No. of Recommendations: 3
Since almost everything is down, seems like NOW is a good time to convert regular IRA's or rollovers to a Roth IRA for those funds which are now worth less than what you put into them, you wouldn't have a gain, so you wouldn't have to pay capital gain taxes on the conversion. Right? As long as you could convert it all as "in-kind" with the company you are with. What am I missing, this seems too good to be true, and when that happens, it usually is....

You don't pay capital gains taxes on IRA conversions, you pay your regular tax rate - even if you show a "loss"

If you convert a traditional IRA to a roth, you pay taxes on the entire amount, as you received a deduction in the past.

Now is still a good time to convert, as you'll be converting at a lower price, but still have to pay taxes - just less taxes.

WRJ
Print the post Back To Top
No. of Recommendations: 0
January might be better.

If you wait until January to convert, then if stocks go down over the next year you will have a longer time to undo the conversion to not pay taxes on the lost value by doing a recharacteriztation.

http://www.investopedia.com/articles/retirement/03/092403.as...

I’m not a tax pro, but as I read it, if you convert in January 2009, and file for an automatic extension in April 2010, then you would have up until October 2010 to undo the conversion.

Greg
Print the post Back To Top
No. of Recommendations: 1
If you convert a traditional IRA to a roth, you pay taxes on the entire amount, as you received a deduction in the past.

You're making a big assumption here. Many of us have after-tax money in Traditional IRA accounts.

Of course, most people in that group are ineligible to convert money from a Traditional IRA to a Roth IRA, so the issue it moot for us.

Acme
Print the post Back To Top
No. of Recommendations: 2
According to IRS Publication 590 p. 39 (available from the irs.gov website) Distributions Fully and Partially Taxable, if you made non-deductible contributions to your regular IRA, and filed Form 8606 to keep track of your cost basis, then a portion of the Roth conversion is non taxable. It is tax free only if your cost basis equals or exceed the value converted.

Of course if you made deductible contributions or had profits, a portion of the conversion will be taxable.

But to clarify a few points, conversions are taxed at ordinary income tax rates. Not at capital gains rates. I'm not sure about the in kind transfer requirement. They are allowed from IRA to IRA. Not sure about conversions.
Print the post Back To Top
No. of Recommendations: 0
BLAST!

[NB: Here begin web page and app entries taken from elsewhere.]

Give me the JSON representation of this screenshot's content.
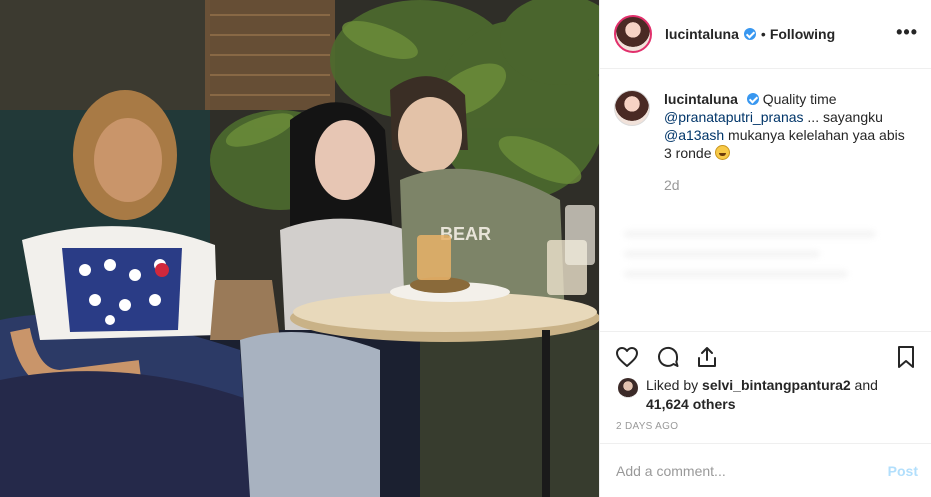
{
  "header": {
    "username": "lucintaluna",
    "separator": "•",
    "follow_status": "Following",
    "more": "•••"
  },
  "caption": {
    "username": "lucintaluna",
    "text_1": "Quality time",
    "mention_1": "@pranataputri_pranas",
    "text_2": "... sayangku",
    "mention_2": "@a13ash",
    "text_3": "mukanya kelelahan yaa abis 3 ronde",
    "emoji": "tired-face-emoji",
    "relative_time": "2d"
  },
  "actions": {
    "like": "heart-icon",
    "comment": "comment-icon",
    "share": "share-icon",
    "save": "bookmark-icon"
  },
  "likes": {
    "prefix": "Liked by",
    "liker": "selvi_bintangpantura2",
    "joiner": "and",
    "count": "41,624 others"
  },
  "posted": "2 DAYS AGO",
  "comment_box": {
    "placeholder": "Add a comment...",
    "post_label": "Post"
  },
  "colors": {
    "verified": "#3897f0",
    "mention": "#003569",
    "muted": "#999999",
    "post_disabled": "#b2dffc"
  }
}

I knew I was overlooking something. Thanks for letting me know. :)

Becky
Print the post Back To Top
No. of Recommendations: 0
UPDATE - Your original post didn't mention them, but as several people pointed out, AFTER TAX contributions to traditional IRAs will be treated differently.

WRJ
Print the post Back To Top
No. of Recommendations: 0
Bex76, even though your Roth conversion will not be tax free, it will still cost you less to convert while stocks are down than it will after they recover.

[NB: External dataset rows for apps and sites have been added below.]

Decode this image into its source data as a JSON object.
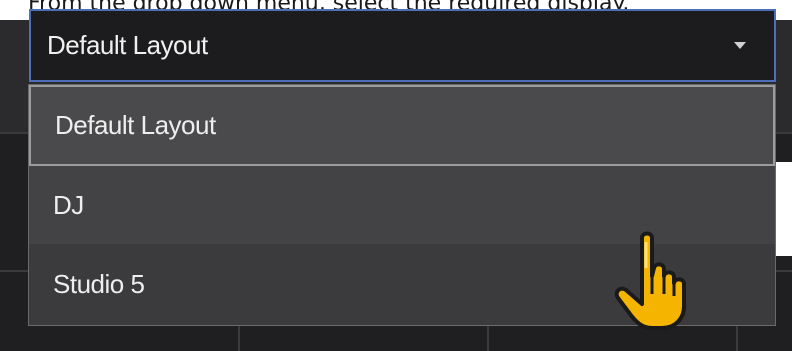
{
  "instruction": "From the drop down menu, select the required display.",
  "dropdown": {
    "selected": "Default Layout",
    "caret_icon": "caret-down-icon",
    "options": [
      {
        "label": "Default Layout"
      },
      {
        "label": "DJ"
      },
      {
        "label": "Studio 5"
      }
    ]
  },
  "pointer_icon": "hand-pointer-icon",
  "colors": {
    "app_background": "#1f1f21",
    "select_border": "#4d6fb8",
    "menu_background": "#434345",
    "selected_option_border": "#9c9c9e",
    "pointer": "#f5b400"
  }
}
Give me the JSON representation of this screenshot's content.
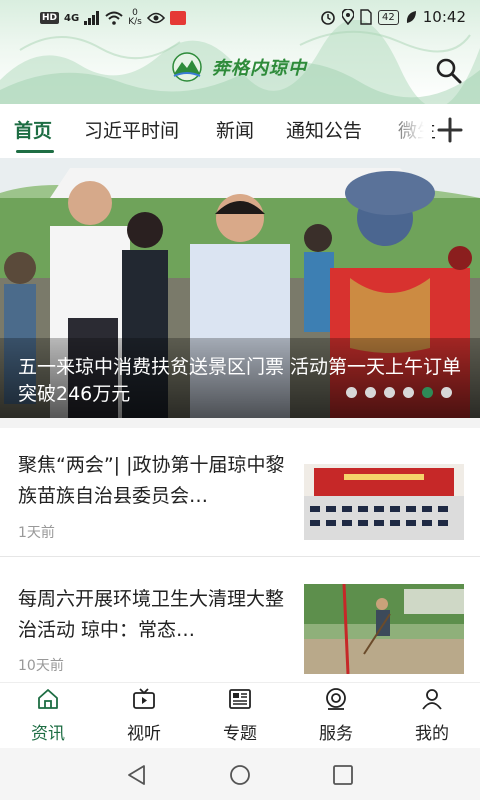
{
  "status_bar": {
    "network_badge": "HD",
    "signal": "4G",
    "speed_value": "0",
    "speed_unit": "K/s",
    "battery": "42",
    "time": "10:42"
  },
  "header": {
    "logo_text": "奔格内琼中",
    "search_icon": "search-icon"
  },
  "tabs": [
    {
      "label": "首页",
      "active": true
    },
    {
      "label": "习近平时间",
      "active": false
    },
    {
      "label": "新闻",
      "active": false
    },
    {
      "label": "通知公告",
      "active": false
    },
    {
      "label": "微生",
      "active": false
    }
  ],
  "banner": {
    "title": "五一来琼中消费扶贫送景区门票 活动第一天上午订单突破246万元",
    "dot_count": 6,
    "active_dot_index": 4
  },
  "news": [
    {
      "title": "聚焦“两会”| |政协第十届琼中黎族苗族自治县委员会…",
      "time": "1天前"
    },
    {
      "title": "每周六开展环境卫生大清理大整治活动 琼中：常态…",
      "time": "10天前"
    }
  ],
  "bottom_nav": [
    {
      "label": "资讯",
      "icon": "home-icon",
      "active": true
    },
    {
      "label": "视听",
      "icon": "video-icon",
      "active": false
    },
    {
      "label": "专题",
      "icon": "newspaper-icon",
      "active": false
    },
    {
      "label": "服务",
      "icon": "service-icon",
      "active": false
    },
    {
      "label": "我的",
      "icon": "user-icon",
      "active": false
    }
  ],
  "colors": {
    "accent": "#1d6d43",
    "logo_green": "#2e8b3a",
    "text": "#222222",
    "muted": "#999999"
  }
}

So your basic idea is still excellent. Yes, its a great time to do a conversion. (It will still cost you some income taxes to do it--but less than otherwise.)

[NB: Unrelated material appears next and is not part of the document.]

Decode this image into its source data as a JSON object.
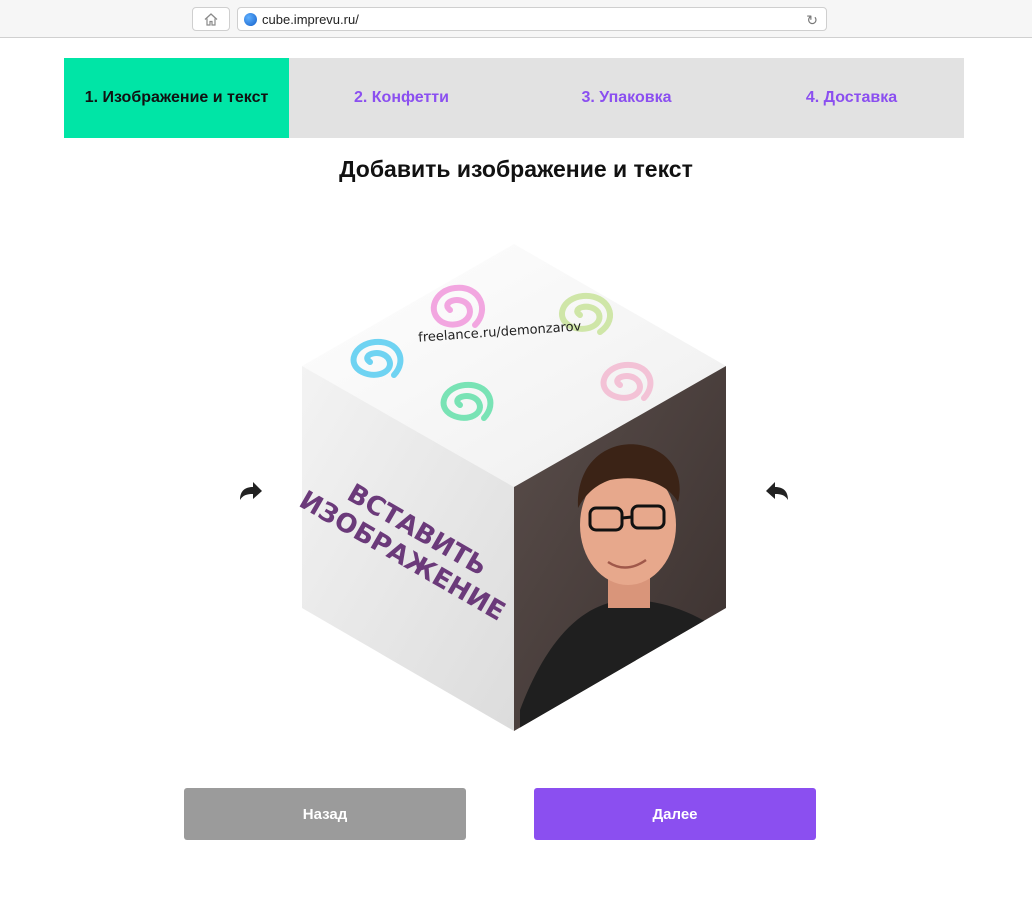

That haircut is giving you a nice discount from the govt.
Print the post Back To Top
No. of Recommendations: 0
Do the tax math. Do you want to pay more in taxes or less? The obvious answer is less.
Now may be the time to convert your IRA. Although you will pay some out in taxes, it will be less at this point in time than years down the road.
You know what your tax bracket is right now. With the state of the economy and all of the "loans" our goverment is taking out to cover the bail out (I say loans because the money has to come from somewhere) they will need funds to cover the $700 billion.
Where will the money come from? The tax payer. How will that happen? Raise tax rates. Not to mention the fact that most States are also in dire financial straits- how are they going to cover? Raise state income taxes.
Depending on your age- you may want to look at a fixed index annuity.
You will see gains as the market gains, but as the market goes down your annuity is safe from the loss as it freezes. Once the market comes back up, your annuity also starts to climb. There is no ground to make up.
Print the post Back To Top